Just about everyone has had to change their summer plans, and many are searching for alternatives that are family friendly and not that difficult to get to. My suggestion would be to consider Rochester, New York. Many of you may not be aware that Rochester is the third largest city in New York State. It is an easy drive of about five hours from this area. For those who feel that it might be difficult for their children or themselves to sit in the car for so long, the opportunities to visit other landmarks along the way awaits them.
One could go through the Catskills on Route 17 and spend a night or a few hours there, others driving along Interstate 80 would have the opportunity to visit the Delaware Water Gap. Aside from the beautiful scenery there is also the option of going white water rafting. I did notice as we drove to Rochester via I-80 that the road goes through the Pocono Mountains and directly by the Kalahari Resort, which is open and a familiar venue for many local families.
It is a beautiful ride, and while approaching Syracuse, the drive by Lake Onondaga enhances the trip.
Rochester is approximately one hour from Syracuse. Unfortunately, the New York State Fair, which is an annual occurrence in the summer of each year on the expanse of the fairgrounds in Syracuse, has been canceled this year.
There are many hotels in the Rochester area and I would strongly advise not to stay in the downtown area.. Everything and anywhere you go is within easy driving range. The primarily Jewish area is in Brighton where there are an array of shuls all having minyanim—some indoor and others outdoors. The kashrut situation is nowhere as plentiful as in most major cities. There is one kosher restaurant with delicious food (many Israeli and Moroccan delicacies) but one can only as of this writing take out food. There is also a kosher bakery, a kosher bagel store where only the bagels are kosher, Thursday evening pizza from Chabad (must order in advance), and Lipman’s, a kosher butcher that sells deli and other frozen products. (See sidebar for more information.) There is a famous local joke that when one is applying for a job in Rochester, if the company/school/hospital is interested in enticing you to take the position they take you to see their pride and joy, which is the local Wegmans store. Wegmans, which some of us are now more familiar with because they are infiltrating the New Jersey area, with their closest store being in Montvale, originated in upstate New York. The Wegman family hails from Rochester and the business began as a small fruit and vegetable market. It frequently wins the award as the best supermarket in the USA, and if you spend time there one can easily understand why. (Especially if one is able to avail themselves of their huge takeout food department and bakery.) They do have many kosher items as well as kosher packaged meat.

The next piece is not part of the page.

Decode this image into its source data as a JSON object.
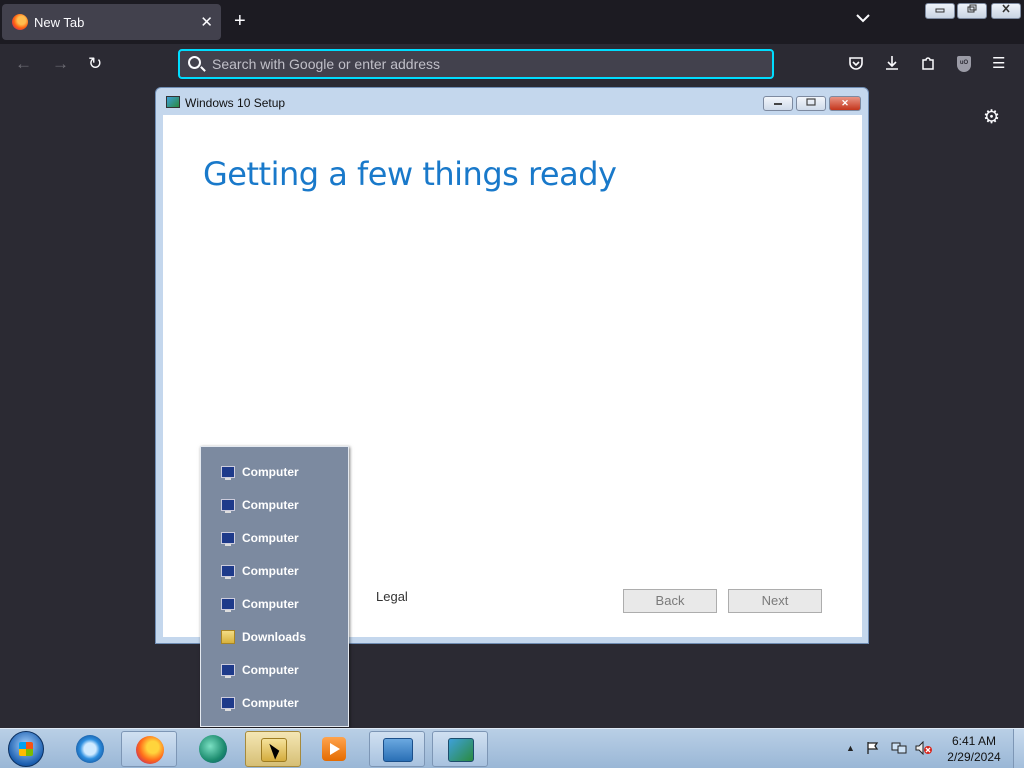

For a family with children, the highlight has to be the Strong Museum, which houses the Strong National Museum of Play within its building. There is a mini Wegmans section where youngsters can shop with their own shopping carts, choose items and then check out at the individual cash registers. As well there is the Toys Hall of Fame exhibit where hours can be spent playing, watching and admiring. The details of what is available for families to see at the museum are too numerous to detail. Check out their website and at the same time please take note of their special COVID hours and rules and regulations. As part of the Rochester Museum And Science Center there is the Strasenburgh Planetarium and Cumming Nature Center. All of these adventures are easily checked online at their websites.

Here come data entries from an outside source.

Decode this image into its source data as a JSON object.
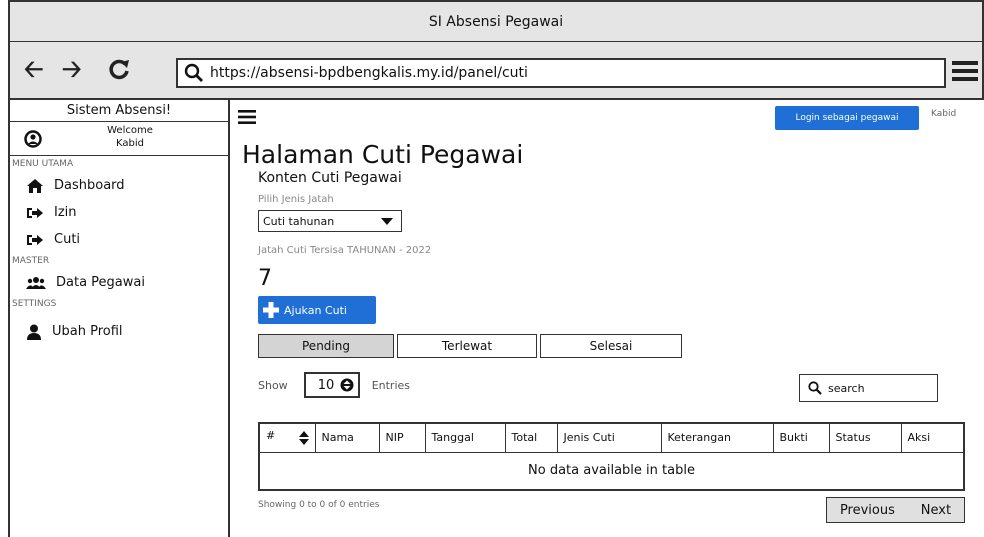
{
  "window": {
    "title": "SI Absensi Pegawai"
  },
  "browser": {
    "url": "https://absensi-bpdbengkalis.my.id/panel/cuti"
  },
  "sidebar": {
    "title": "Sistem Absensi!",
    "welcome_line1": "Welcome",
    "welcome_line2": "Kabid",
    "sections": {
      "menu_utama": "MENU UTAMA",
      "master": "MASTER",
      "settings": "SETTINGS"
    },
    "items": {
      "dashboard": "Dashboard",
      "izin": "Izin",
      "cuti": "Cuti",
      "data_pegawai": "Data Pegawai",
      "ubah_profil": "Ubah Profil"
    }
  },
  "header": {
    "login_button": "Login sebagai pegawai",
    "role": "Kabid"
  },
  "main": {
    "title": "Halaman Cuti Pegawai",
    "subtitle": "Konten Cuti Pegawai",
    "select_label": "Pilih Jenis Jatah",
    "select_value": "Cuti tahunan",
    "quota_label": "Jatah Cuti Tersisa TAHUNAN - 2022",
    "quota_value": "7",
    "submit_button": "Ajukan Cuti",
    "tabs": [
      "Pending",
      "Terlewat",
      "Selesai"
    ],
    "show_label": "Show",
    "entries_value": "10",
    "entries_label": "Entries",
    "search_placeholder": "search",
    "table": {
      "columns": [
        "#",
        "Nama",
        "NIP",
        "Tanggal",
        "Total",
        "Jenis Cuti",
        "Keterangan",
        "Bukti",
        "Status",
        "Aksi"
      ],
      "empty_message": "No data available in table"
    },
    "showing_info": "Showing 0 to 0 of 0 entries",
    "pager": {
      "previous": "Previous",
      "next": "Next"
    }
  },
  "colors": {
    "primary": "#1f6fd6",
    "chrome": "#e5e5e5"
  }
}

Out of doors activities are plentiful upstate as well. The city of Rochester borders on Lake Ontario and there are beaches, places to rent pontoons and other fun activities. The Erie Canal spans 100 miles and Rochester is right in the middle. Paved paths run along the canal for bike rides, jogging, kayaking in different places and beholding the beauty of Schoen Place, which is in the city of Pittsford (right next to Brighton), where cute little boutiques, benches to sit and ducks waiting to be fed as well kosher yogurt stores are fun for one and all.
Niagara Falls are only 1½ hrs away from Rochester, and remember that at this time all tourists must remain on the Canadian side as the border is closed.
For those who want something more sedate, there are beautiful sites in Lake Canandaigua with charming accommodations and a large Wegmans as well to pick up food items. I am going to relinquish saying anything major of the many things to do in Rochester to the excellent explanation of Rifka Chilungu, a young Jewish mother living with her family in Rochester who has composed an absolutely wonderful compilation of the local spots for visitors and locals as well. It details all trails, where the playgrounds are, where to rent a kayak, etc. Please be in touch with me if you would like a copy of her list. Thank you, Rifka. It is with her permission that we have this available and she asked me to remind everyone that, due to COVID, many parks close early due to the number of people visiting them. Be sure to call first.
In complete fairness I have to say that I do not know Rochester as I do Montreal. Every year my Montreal travel piece has been of help to many. Due to the borders being closed to Americans this year, I thought Rochester would be a good idea because it is not that far and not as congested as big cities are.
If there is anything else I can help anyone with in planning this trip do not hesitate to be in touch. I can be reached at [email protected].
Nina Glick lives in Bergenfield after many years of service to the Montreal Jewish community. Nina coordinated all Yachad activities in Montreal and was a co/founder of Maison Shalom, a group home for special needs young adults. She can be reached at [email protected].